Every line containing the word "title" is to be copied from the data below.

[[ PROVIDED RECORDS, beginning ]]

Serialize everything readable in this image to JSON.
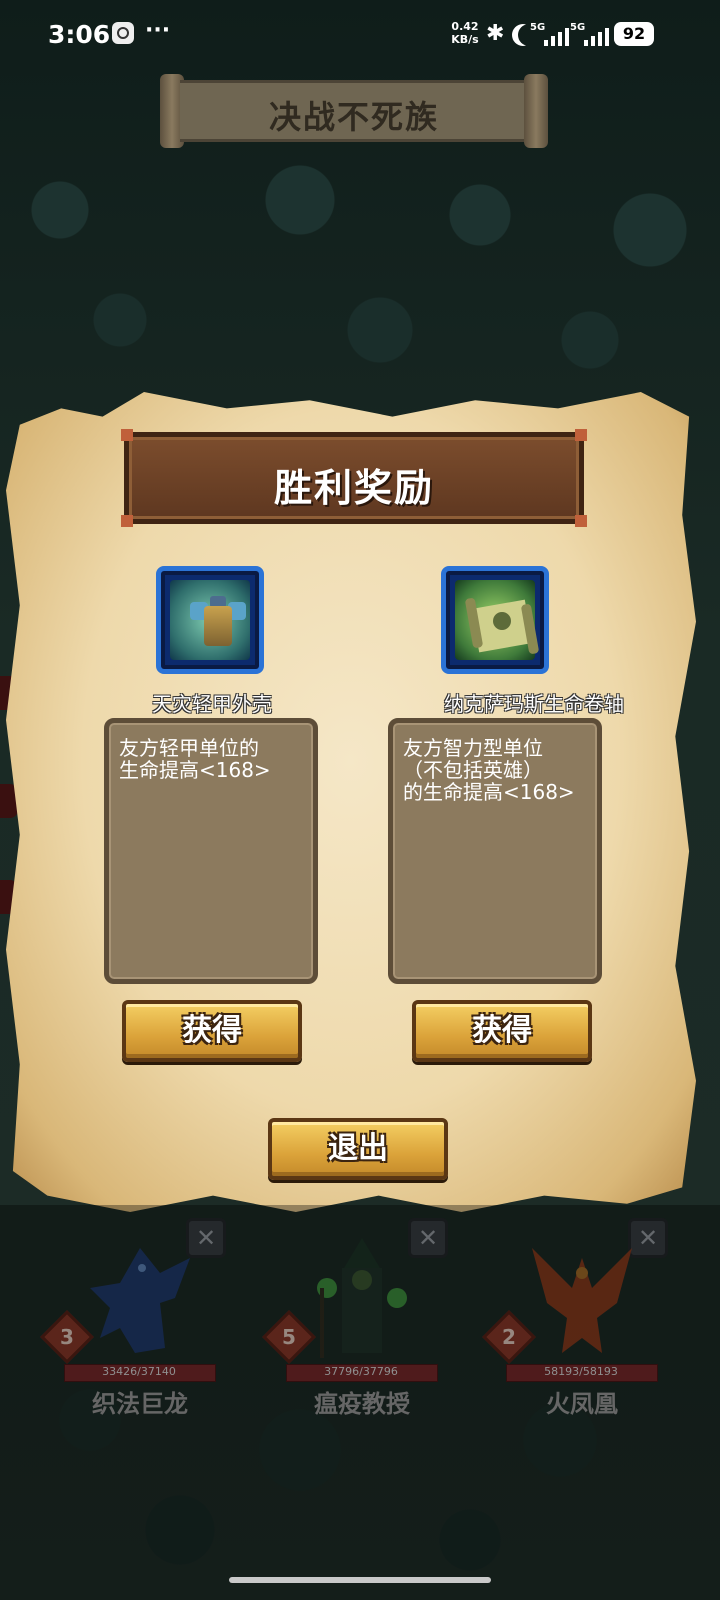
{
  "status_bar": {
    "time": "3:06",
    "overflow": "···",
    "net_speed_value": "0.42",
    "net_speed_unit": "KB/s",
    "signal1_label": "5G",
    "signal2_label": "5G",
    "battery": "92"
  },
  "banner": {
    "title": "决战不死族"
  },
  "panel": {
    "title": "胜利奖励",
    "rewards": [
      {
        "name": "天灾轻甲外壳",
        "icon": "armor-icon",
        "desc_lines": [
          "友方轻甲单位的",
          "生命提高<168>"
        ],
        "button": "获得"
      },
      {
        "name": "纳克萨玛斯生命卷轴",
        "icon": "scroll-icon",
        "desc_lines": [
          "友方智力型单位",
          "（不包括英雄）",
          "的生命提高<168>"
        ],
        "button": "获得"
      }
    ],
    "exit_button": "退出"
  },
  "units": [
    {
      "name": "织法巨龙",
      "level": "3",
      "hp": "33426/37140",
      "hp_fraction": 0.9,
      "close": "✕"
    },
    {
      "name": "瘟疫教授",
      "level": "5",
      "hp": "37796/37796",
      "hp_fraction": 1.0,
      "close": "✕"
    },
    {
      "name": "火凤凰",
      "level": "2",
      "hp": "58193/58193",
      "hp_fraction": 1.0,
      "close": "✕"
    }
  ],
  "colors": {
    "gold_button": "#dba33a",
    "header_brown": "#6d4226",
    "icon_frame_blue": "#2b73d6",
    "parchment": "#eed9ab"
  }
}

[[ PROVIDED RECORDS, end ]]
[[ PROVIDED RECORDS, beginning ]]

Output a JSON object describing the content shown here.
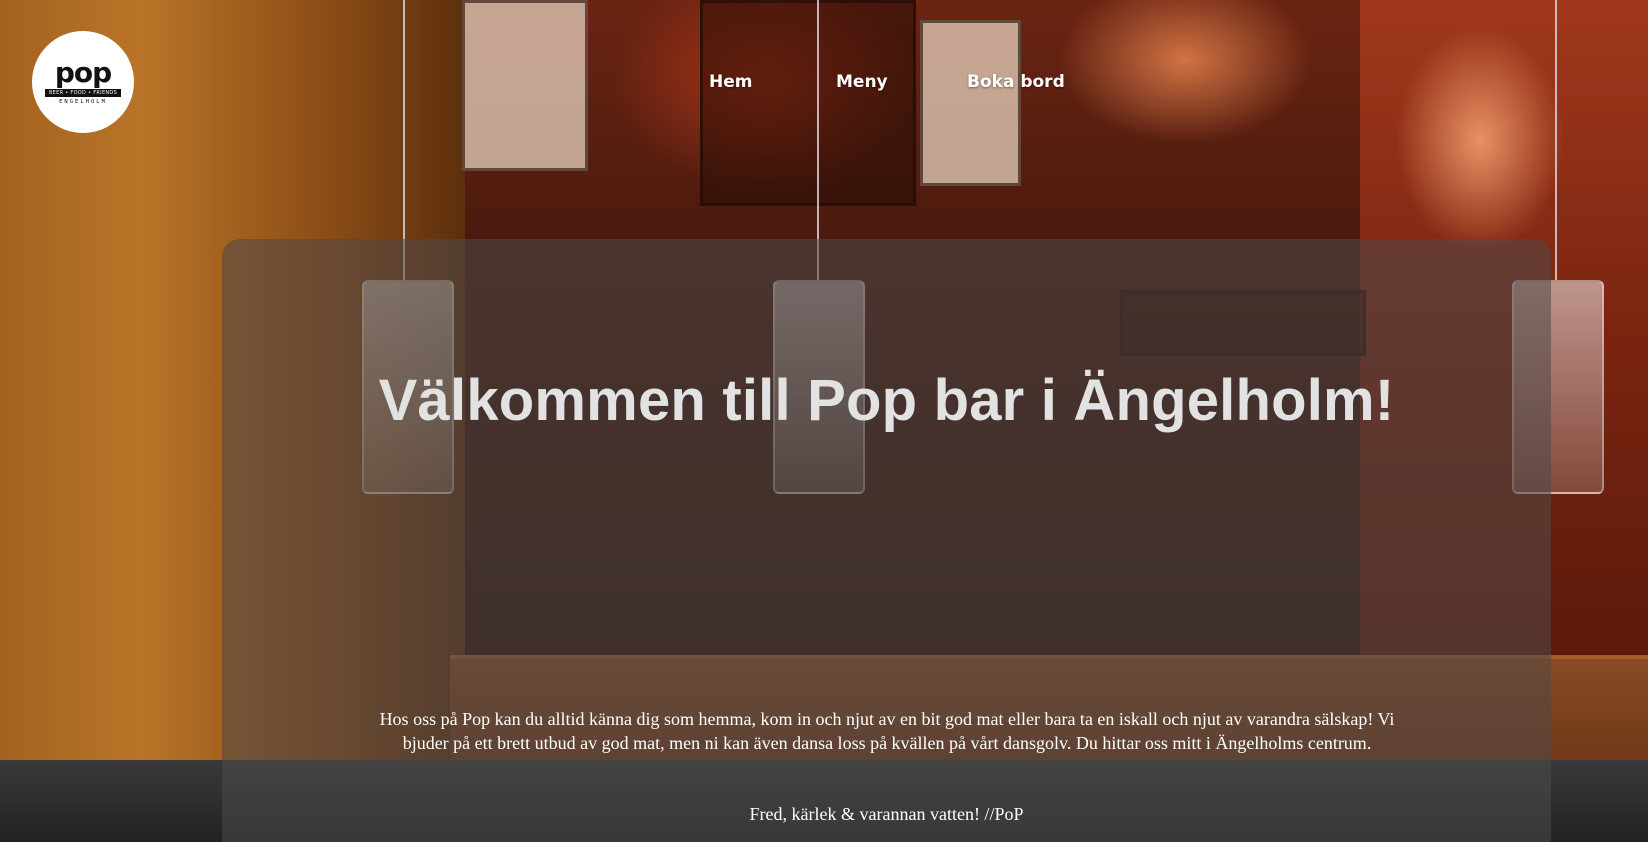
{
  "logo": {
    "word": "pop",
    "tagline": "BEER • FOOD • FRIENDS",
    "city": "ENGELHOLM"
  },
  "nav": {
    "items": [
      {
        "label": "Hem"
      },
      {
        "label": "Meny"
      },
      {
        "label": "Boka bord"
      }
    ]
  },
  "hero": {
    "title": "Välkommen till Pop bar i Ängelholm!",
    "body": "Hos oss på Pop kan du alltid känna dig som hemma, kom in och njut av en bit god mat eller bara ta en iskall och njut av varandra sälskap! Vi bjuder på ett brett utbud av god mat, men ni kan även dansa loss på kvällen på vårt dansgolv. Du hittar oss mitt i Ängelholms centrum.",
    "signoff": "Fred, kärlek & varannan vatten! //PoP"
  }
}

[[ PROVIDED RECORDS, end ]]

## SOLUTION TO THIS EXERCISE:
    "title": "决战不死族"
    "title": "胜利奖励",
    "title": "Välkommen till Pop bar i Ängelholm!",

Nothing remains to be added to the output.